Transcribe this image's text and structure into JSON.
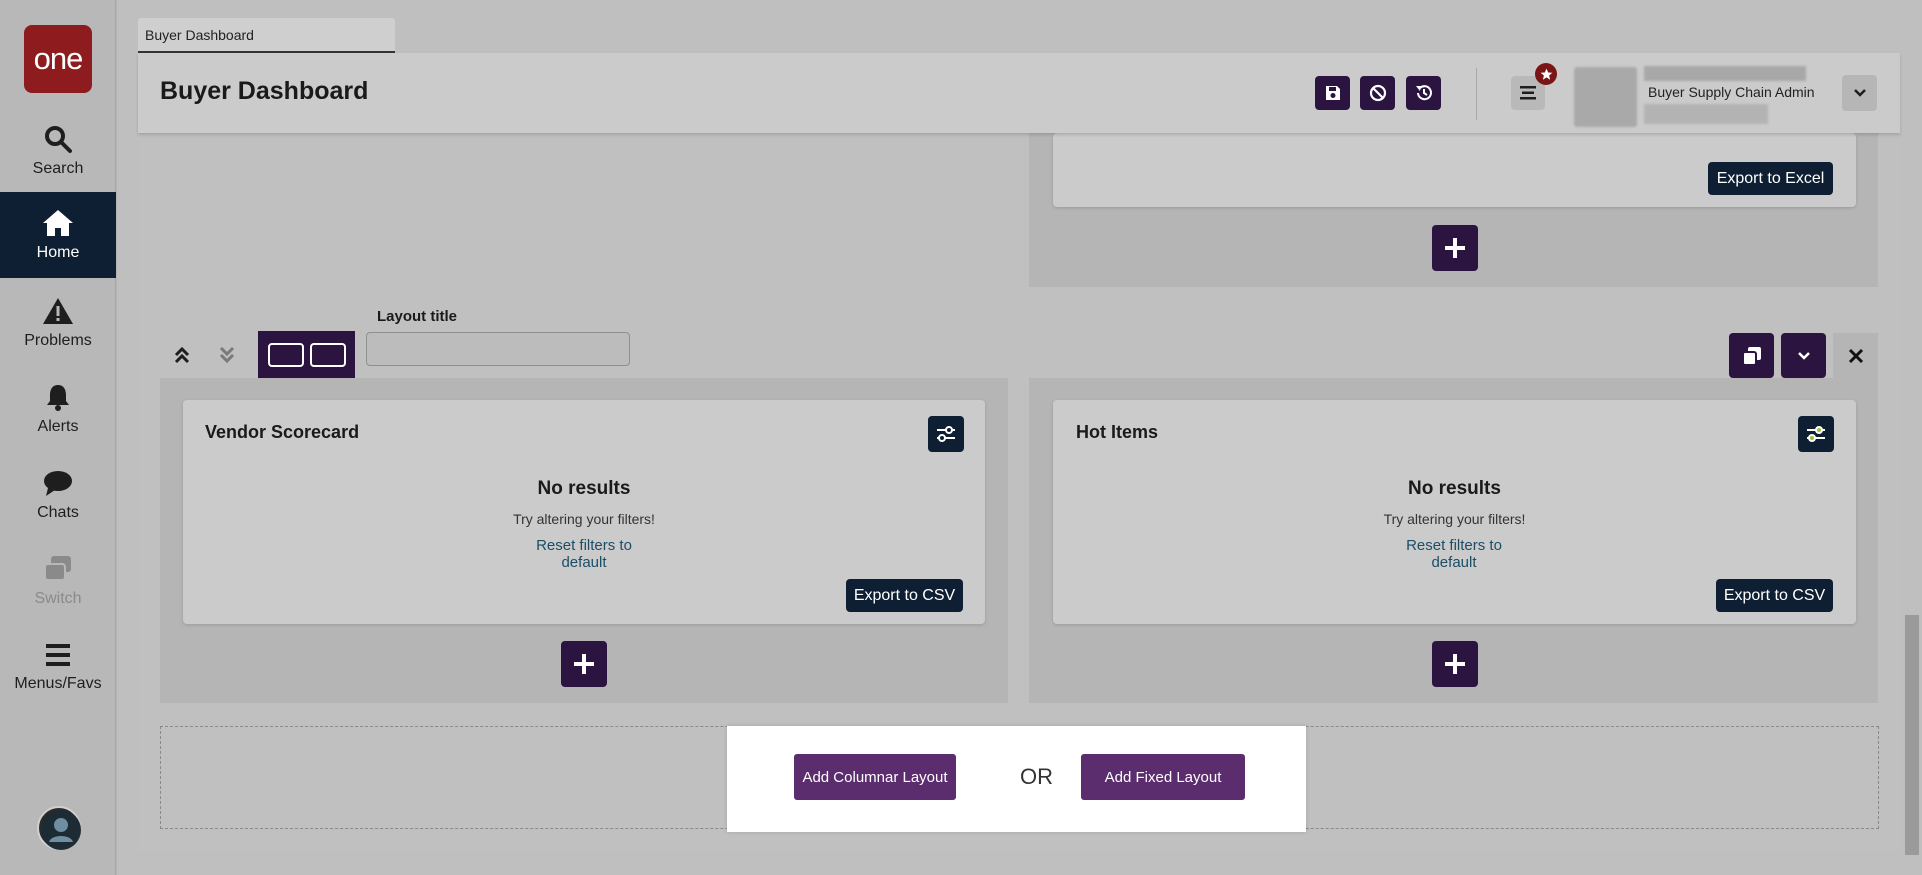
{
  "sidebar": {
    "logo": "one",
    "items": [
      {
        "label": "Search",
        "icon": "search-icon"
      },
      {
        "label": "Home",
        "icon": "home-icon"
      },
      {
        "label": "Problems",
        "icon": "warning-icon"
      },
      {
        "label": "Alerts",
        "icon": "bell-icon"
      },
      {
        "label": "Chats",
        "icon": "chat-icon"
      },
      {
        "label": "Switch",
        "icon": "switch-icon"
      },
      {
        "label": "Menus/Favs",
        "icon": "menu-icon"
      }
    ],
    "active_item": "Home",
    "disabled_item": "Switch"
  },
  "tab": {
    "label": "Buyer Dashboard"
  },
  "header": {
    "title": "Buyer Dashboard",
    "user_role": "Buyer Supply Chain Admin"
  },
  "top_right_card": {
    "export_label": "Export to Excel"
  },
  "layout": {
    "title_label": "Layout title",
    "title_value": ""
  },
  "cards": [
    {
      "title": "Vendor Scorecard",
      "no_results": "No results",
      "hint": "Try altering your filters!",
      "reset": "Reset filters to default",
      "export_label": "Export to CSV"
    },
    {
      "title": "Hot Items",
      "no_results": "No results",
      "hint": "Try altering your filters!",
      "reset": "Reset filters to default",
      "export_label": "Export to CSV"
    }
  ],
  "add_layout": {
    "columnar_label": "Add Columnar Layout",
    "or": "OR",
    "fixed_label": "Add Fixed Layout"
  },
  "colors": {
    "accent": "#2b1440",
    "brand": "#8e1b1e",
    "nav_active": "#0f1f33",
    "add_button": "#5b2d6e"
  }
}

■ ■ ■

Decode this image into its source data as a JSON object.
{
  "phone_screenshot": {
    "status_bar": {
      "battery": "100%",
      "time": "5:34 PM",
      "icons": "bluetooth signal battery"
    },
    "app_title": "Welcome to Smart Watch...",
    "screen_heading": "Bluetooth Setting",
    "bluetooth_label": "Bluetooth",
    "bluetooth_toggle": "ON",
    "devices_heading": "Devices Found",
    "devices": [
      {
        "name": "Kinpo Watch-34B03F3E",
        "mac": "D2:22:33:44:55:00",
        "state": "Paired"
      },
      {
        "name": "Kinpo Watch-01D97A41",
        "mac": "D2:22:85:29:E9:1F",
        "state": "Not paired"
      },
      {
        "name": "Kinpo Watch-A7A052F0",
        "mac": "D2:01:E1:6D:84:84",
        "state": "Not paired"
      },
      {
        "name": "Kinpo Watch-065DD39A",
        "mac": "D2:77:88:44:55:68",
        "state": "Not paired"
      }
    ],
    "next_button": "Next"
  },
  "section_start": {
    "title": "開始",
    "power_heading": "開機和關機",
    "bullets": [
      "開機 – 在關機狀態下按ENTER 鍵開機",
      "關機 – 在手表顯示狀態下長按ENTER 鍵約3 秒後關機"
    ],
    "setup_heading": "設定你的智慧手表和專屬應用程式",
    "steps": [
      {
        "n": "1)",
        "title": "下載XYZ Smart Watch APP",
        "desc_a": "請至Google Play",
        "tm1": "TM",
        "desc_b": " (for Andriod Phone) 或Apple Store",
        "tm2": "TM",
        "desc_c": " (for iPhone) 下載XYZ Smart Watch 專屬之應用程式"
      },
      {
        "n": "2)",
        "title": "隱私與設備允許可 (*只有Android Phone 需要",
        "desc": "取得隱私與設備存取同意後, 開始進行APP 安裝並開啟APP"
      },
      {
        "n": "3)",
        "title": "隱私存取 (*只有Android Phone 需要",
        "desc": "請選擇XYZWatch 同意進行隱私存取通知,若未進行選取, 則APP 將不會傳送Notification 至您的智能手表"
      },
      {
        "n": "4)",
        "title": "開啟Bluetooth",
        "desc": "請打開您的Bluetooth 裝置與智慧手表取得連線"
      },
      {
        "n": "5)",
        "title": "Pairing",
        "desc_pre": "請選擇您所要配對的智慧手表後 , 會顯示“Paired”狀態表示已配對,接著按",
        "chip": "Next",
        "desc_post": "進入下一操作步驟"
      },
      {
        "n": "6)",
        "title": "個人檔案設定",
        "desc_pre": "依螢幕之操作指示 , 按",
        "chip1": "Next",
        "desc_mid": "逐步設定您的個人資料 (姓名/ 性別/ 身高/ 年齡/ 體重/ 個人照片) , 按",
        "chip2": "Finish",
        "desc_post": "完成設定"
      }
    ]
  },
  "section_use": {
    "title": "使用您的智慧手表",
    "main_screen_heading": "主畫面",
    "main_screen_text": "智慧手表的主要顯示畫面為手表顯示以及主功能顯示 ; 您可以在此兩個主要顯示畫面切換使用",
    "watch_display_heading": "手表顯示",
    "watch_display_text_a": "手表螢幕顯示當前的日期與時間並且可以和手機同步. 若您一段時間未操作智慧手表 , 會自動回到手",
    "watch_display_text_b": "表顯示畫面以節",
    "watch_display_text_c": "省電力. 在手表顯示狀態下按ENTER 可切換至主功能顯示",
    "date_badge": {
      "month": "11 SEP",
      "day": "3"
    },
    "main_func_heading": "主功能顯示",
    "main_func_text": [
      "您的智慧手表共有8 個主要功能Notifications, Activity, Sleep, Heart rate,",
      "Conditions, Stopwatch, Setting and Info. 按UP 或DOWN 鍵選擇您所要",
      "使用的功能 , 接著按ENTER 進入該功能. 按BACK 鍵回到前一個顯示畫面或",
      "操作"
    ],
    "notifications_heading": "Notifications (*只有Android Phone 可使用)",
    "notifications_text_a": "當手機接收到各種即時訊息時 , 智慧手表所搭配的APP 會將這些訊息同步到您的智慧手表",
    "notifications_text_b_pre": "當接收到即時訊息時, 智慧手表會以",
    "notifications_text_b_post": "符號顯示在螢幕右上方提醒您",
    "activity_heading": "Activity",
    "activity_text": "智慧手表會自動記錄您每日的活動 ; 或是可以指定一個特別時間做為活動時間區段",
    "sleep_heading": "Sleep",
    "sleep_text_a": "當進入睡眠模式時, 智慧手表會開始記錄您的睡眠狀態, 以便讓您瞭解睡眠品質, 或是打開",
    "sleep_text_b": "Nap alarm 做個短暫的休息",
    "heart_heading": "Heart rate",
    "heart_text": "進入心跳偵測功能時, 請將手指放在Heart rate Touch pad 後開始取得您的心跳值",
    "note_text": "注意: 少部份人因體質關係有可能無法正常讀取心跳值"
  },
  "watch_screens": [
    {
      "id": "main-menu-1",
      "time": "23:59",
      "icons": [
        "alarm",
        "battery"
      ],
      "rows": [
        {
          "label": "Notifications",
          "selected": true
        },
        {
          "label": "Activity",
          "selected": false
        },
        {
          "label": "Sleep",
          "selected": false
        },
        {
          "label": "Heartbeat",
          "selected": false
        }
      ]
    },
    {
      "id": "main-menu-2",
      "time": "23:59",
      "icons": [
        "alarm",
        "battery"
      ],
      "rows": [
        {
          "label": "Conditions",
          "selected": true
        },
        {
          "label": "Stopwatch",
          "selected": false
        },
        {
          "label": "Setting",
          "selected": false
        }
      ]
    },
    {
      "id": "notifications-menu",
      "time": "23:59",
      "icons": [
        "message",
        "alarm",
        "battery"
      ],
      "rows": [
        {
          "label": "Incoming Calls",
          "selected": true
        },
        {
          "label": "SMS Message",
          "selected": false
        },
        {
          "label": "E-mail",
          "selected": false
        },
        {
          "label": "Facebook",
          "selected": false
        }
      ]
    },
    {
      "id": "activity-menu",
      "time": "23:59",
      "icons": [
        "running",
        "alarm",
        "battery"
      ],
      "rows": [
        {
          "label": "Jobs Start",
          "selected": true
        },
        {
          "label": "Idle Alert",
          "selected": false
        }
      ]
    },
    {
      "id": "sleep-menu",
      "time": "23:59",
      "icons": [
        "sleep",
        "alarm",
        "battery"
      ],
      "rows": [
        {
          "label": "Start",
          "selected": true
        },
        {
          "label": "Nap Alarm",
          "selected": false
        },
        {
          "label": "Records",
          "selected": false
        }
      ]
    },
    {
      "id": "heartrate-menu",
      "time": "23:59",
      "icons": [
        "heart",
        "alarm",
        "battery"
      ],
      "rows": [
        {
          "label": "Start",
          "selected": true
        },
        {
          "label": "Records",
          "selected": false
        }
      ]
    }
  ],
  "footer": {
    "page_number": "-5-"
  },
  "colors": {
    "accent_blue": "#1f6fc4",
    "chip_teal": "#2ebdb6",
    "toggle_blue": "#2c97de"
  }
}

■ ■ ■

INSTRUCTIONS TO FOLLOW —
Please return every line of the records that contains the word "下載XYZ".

SOLUTION FOR THIS PROBLEM —
        "title": "下載XYZ Smart Watch APP",
        "desc_c": " (for iPhone) 下載XYZ Smart Watch 專屬之應用程式"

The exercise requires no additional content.